John, Jake & Number 8

Student, alumni share experiences on football field

“To me, it seems like the team is a lot closer —
everybody just loves being around each other.”

“To me, it seems like the team is a lot closer — everybody just loves being around each other.” -Wolff

Claire Powell and Frannie Lamberti

It may seem like junior Jake Wolff and Blue Valley alum and elementary teacher John McCormick wouldn’t have much in common, yet they do––playing quarterback of the school’s football team, sharing the number eight on the back of their jersey.

McCormick played on varsity for three years, then went to play in college.

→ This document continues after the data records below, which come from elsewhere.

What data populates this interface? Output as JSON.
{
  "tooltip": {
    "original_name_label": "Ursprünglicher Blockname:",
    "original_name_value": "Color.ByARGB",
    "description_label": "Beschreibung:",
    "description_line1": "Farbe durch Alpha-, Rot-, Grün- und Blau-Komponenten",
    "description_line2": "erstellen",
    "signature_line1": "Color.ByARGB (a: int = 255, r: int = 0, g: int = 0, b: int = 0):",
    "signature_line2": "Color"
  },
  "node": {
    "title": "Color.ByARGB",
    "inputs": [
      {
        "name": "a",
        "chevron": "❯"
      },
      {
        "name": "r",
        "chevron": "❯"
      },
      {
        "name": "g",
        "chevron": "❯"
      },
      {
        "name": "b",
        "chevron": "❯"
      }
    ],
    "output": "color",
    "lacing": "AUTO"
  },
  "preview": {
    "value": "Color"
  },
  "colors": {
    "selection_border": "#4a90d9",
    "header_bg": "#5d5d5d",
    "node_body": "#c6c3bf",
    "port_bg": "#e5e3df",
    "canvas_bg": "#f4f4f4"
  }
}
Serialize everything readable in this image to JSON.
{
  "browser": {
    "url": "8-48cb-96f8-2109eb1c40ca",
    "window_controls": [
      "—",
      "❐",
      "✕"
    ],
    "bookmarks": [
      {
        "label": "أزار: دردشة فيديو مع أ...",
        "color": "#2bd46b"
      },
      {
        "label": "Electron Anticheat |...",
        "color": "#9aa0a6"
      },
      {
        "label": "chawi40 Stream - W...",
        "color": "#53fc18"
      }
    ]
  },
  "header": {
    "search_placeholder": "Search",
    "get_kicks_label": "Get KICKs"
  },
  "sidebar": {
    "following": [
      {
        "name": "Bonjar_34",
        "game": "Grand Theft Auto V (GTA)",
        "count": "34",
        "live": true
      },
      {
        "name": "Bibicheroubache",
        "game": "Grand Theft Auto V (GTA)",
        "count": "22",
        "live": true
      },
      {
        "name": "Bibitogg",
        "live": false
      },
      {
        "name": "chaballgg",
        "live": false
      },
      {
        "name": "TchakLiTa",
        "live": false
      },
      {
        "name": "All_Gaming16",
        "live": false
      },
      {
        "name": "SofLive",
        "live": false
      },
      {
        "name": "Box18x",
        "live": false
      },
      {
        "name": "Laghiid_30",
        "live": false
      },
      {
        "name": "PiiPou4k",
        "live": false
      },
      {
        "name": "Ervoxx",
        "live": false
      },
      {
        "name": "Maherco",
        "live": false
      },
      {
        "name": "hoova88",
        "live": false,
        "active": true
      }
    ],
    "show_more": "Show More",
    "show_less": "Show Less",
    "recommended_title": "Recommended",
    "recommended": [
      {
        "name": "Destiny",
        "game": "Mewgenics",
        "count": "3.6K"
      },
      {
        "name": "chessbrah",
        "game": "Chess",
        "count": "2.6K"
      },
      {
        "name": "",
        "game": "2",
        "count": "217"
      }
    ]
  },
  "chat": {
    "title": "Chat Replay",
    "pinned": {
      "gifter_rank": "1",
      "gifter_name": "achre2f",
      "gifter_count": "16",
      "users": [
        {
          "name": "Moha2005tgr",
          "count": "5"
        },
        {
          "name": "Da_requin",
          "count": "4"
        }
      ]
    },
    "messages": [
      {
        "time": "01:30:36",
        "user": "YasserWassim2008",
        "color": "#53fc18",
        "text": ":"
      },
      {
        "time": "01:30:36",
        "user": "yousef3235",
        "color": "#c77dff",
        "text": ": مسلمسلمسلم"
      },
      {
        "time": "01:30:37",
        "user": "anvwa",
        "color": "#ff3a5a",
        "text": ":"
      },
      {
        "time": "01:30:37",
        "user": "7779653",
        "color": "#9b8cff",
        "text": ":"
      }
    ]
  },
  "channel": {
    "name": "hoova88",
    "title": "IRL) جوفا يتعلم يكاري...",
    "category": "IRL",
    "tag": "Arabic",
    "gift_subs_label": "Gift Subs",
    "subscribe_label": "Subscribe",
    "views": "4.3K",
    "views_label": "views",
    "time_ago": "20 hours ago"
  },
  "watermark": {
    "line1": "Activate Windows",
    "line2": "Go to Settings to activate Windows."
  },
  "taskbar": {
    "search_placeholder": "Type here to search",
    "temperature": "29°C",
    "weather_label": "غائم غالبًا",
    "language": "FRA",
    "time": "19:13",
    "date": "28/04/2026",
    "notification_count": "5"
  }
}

“I started out at the Air Force Academy — I tried to play football there but ended up getting hurt,” McCormick said. “I finished my undergraduate degree at Northeastern University [in Boston].”

In 1998, McCormick won the all-state player award as a sophomore.

“It’s a nice honor — I think it speaks more to the people you have around you as a player than you as an individual,” McCormick said. “I would not have been as good as I was without really good players around me.”

Wolff started playing football during kindergarten as running back.

“My dad supported me [playing football] at a young age and kept me going and pushing me,” Wolff said. “I just fell in love with it.”

Besides going from playing running back to quarterback, Wolff noticed changes throughout his years of playing football.

“As you get older, things get more complicated, people start moving a lot faster,” Wolff said. “The play style seems to be more open in terms of offense and schemes.”

McCormick picked the number eight because it was his brother’s. Wolff picked the number for different reasons.

“I used to always be number seven —that was my lucky number, but I joined a team and seven was already taken,” Wolff said. “I went with eight and rolled with it.”

Wolff said the number on the back of a player’s jersey is part of their name.

“I think everybody has an identity, and that’s definitely mine,” Wolff said. “It’s like the eight-ball.”

Wolff said the past few seasons have fallen short of previous expectations, but he hopes for that to change.

“[The pressure] is fun, but sometimes it can be overwhelming — I have older people and the rest of the school leaning on me,” Wolff said. “Our motto this year is ‘Restore the Order’ and that’s the goal.”McCormick’s favorite part about playing high school football was the family.

“We were a pretty tight-knit group,” McCormick said. “Many of [us] still keep in touch today.”

Wolff said he has noticed the change in his own football family.

“To me, it seems like the team is a lot closer — everybody just loves being around each other,” Wolff said. “When you come to school, everybody’s always patting you on the back, telling you good luck. I’m thankful for all the support”

Looking back, McCormick realizes benefits from playing football.

“Playing and being on a team is a great foundational stepping stone in life,” McCormick said. “Lots of skills a person gets in the game can be transferred into areas off the field and into your daily practices.”

As for any advice for Wolff, McCormick said to be humble.

“Play for the name on the front of your jersey –– not the back,” he said. “Playing that position comes with a lot of responsibility. Never get too high or too low about your play or yourself.”